§ **Instructions for the task**
Copy every line from the records below that carries the word "JSON".

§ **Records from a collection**
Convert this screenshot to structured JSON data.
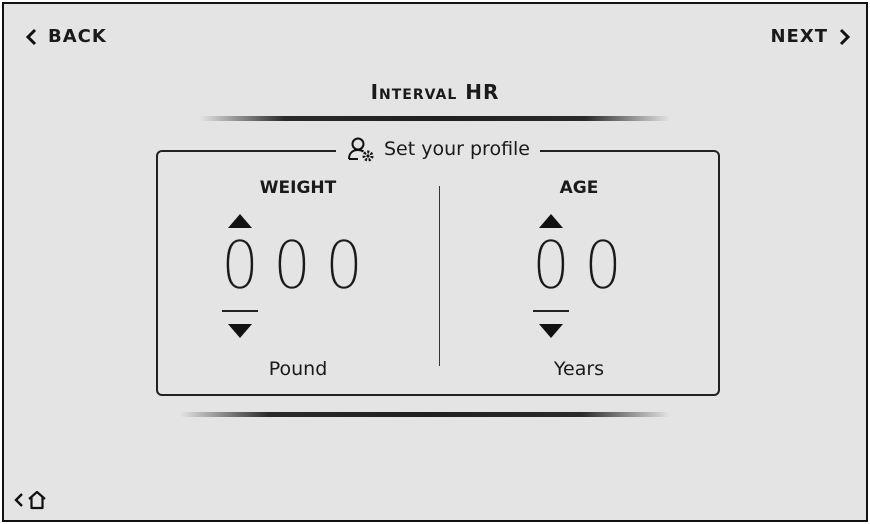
{
  "nav": {
    "back_label": "BACK",
    "next_label": "NEXT"
  },
  "header": {
    "title": "Interval HR"
  },
  "profile": {
    "legend": "Set your profile",
    "weight": {
      "label": "WEIGHT",
      "digits": [
        "0",
        "0",
        "0"
      ],
      "unit": "Pound"
    },
    "age": {
      "label": "AGE",
      "digits": [
        "0",
        "0"
      ],
      "unit": "Years"
    }
  },
  "footer": {
    "icon": "home-icon"
  }
}
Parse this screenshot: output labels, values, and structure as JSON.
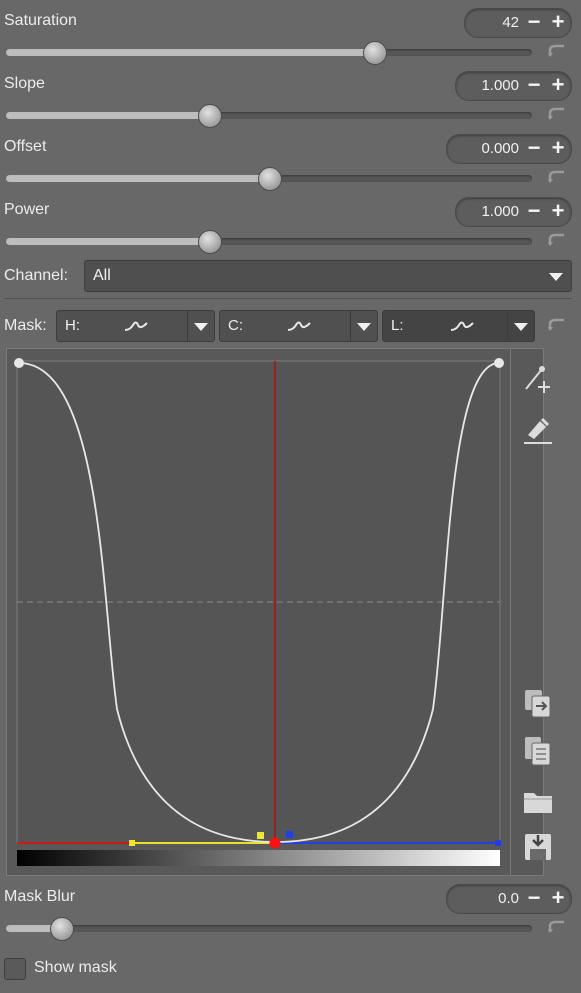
{
  "sliders": [
    {
      "label": "Saturation",
      "value": "42",
      "fraction": 0.7
    },
    {
      "label": "Slope",
      "value": "1.000",
      "fraction": 0.385
    },
    {
      "label": "Offset",
      "value": "0.000",
      "fraction": 0.5
    },
    {
      "label": "Power",
      "value": "1.000",
      "fraction": 0.385
    }
  ],
  "spin_controls": {
    "minus": "−",
    "plus": "+"
  },
  "channel": {
    "label": "Channel:",
    "value": "All"
  },
  "mask": {
    "label": "Mask:",
    "combos": [
      {
        "letter": "H:",
        "active": false
      },
      {
        "letter": "C:",
        "active": false
      },
      {
        "letter": "L:",
        "active": true
      }
    ]
  },
  "curve_editor": {
    "curve_color": "#e8e8e8",
    "vertical_line_color": "#b01010",
    "side_icons": [
      "add-point-icon",
      "pick-point-icon",
      "copy-icon",
      "paste-icon",
      "open-icon",
      "save-icon"
    ]
  },
  "mask_blur": {
    "label": "Mask Blur",
    "value": "0.0",
    "fraction": 0.105
  },
  "show_mask": {
    "label": "Show mask",
    "checked": false
  }
}
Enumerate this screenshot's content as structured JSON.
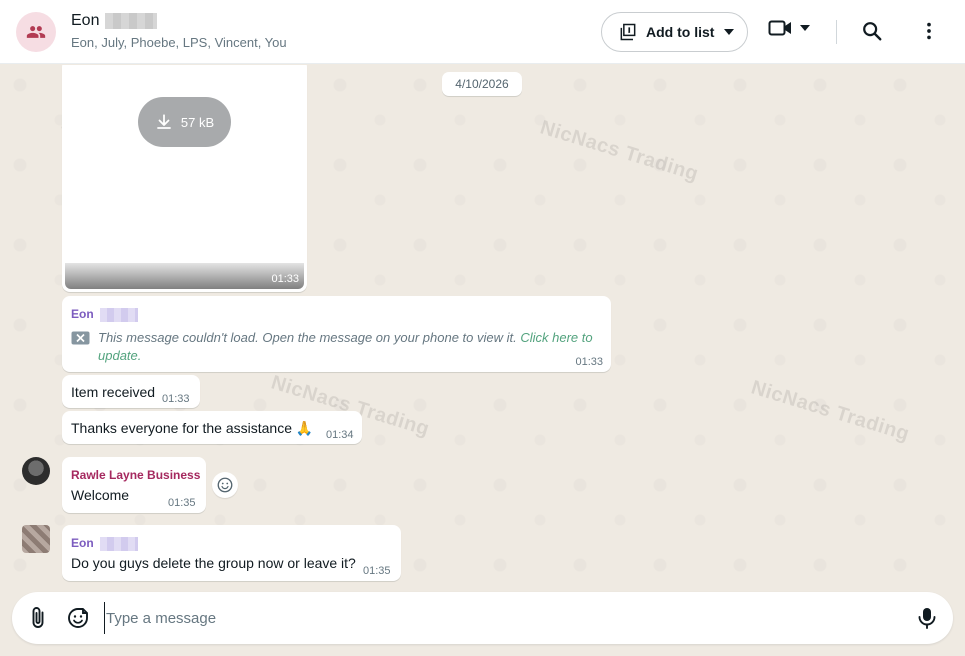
{
  "header": {
    "title": "Eon",
    "members": "Eon, July, Phoebe, LPS, Vincent, You",
    "add_to_list_label": "Add to list",
    "icons": [
      "group-icon",
      "add-to-list-icon",
      "caret-down-icon",
      "video-call-icon",
      "search-icon",
      "more-vertical-icon"
    ]
  },
  "chat": {
    "watermark": "NicNacs Trading",
    "date_chip": "4/10/2026",
    "video_message": {
      "download_size": "57 kB",
      "time": "01:33"
    },
    "error_message": {
      "sender": "Eon",
      "text": "This message couldn't load. Open the message on your phone to view it.",
      "link_part1": "Click here to",
      "link_part2": "update.",
      "time": "01:33"
    },
    "messages": [
      {
        "text": "Item received",
        "time": "01:33"
      },
      {
        "text": "Thanks everyone for the assistance 🙏",
        "time": "01:34"
      },
      {
        "sender": "Rawle Layne Business",
        "text": "Welcome",
        "time": "01:35"
      },
      {
        "sender": "Eon",
        "text": "Do you guys delete the group now or leave it?",
        "time": "01:35"
      }
    ],
    "colors": {
      "background": "#efeae2",
      "sender_rawle": "#a5295f",
      "sender_eon": "#7c5cbf",
      "group_avatar_bg": "#f6dde3",
      "group_avatar_icon": "#b23b53"
    }
  },
  "composer": {
    "placeholder": "Type a message",
    "icons": [
      "attach-icon",
      "sticker-icon",
      "microphone-icon"
    ]
  }
}
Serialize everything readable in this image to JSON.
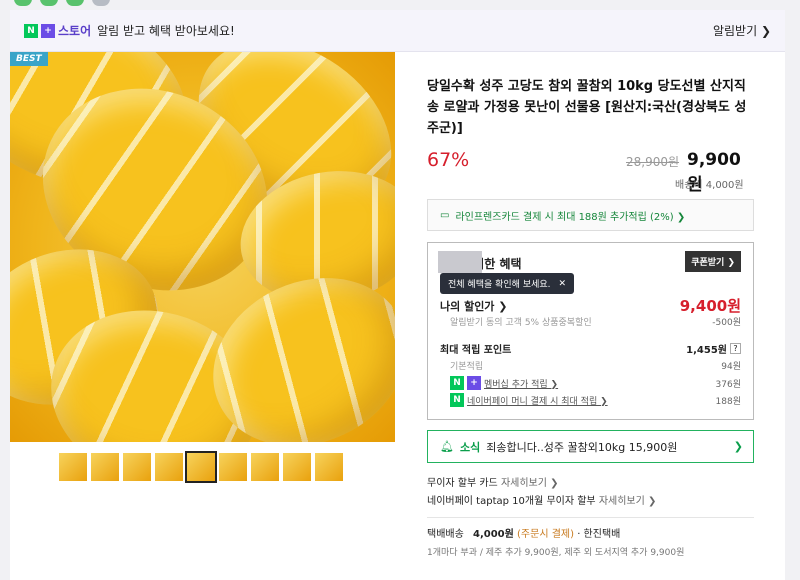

§ **Response for this exercise**
Convert this screenshot to structured JSON data.
Parse this screenshot: output labels, values, and structure as JSON.
Enumerate this screenshot's content as structured JSON.
Serialize everything readable in this image to JSON.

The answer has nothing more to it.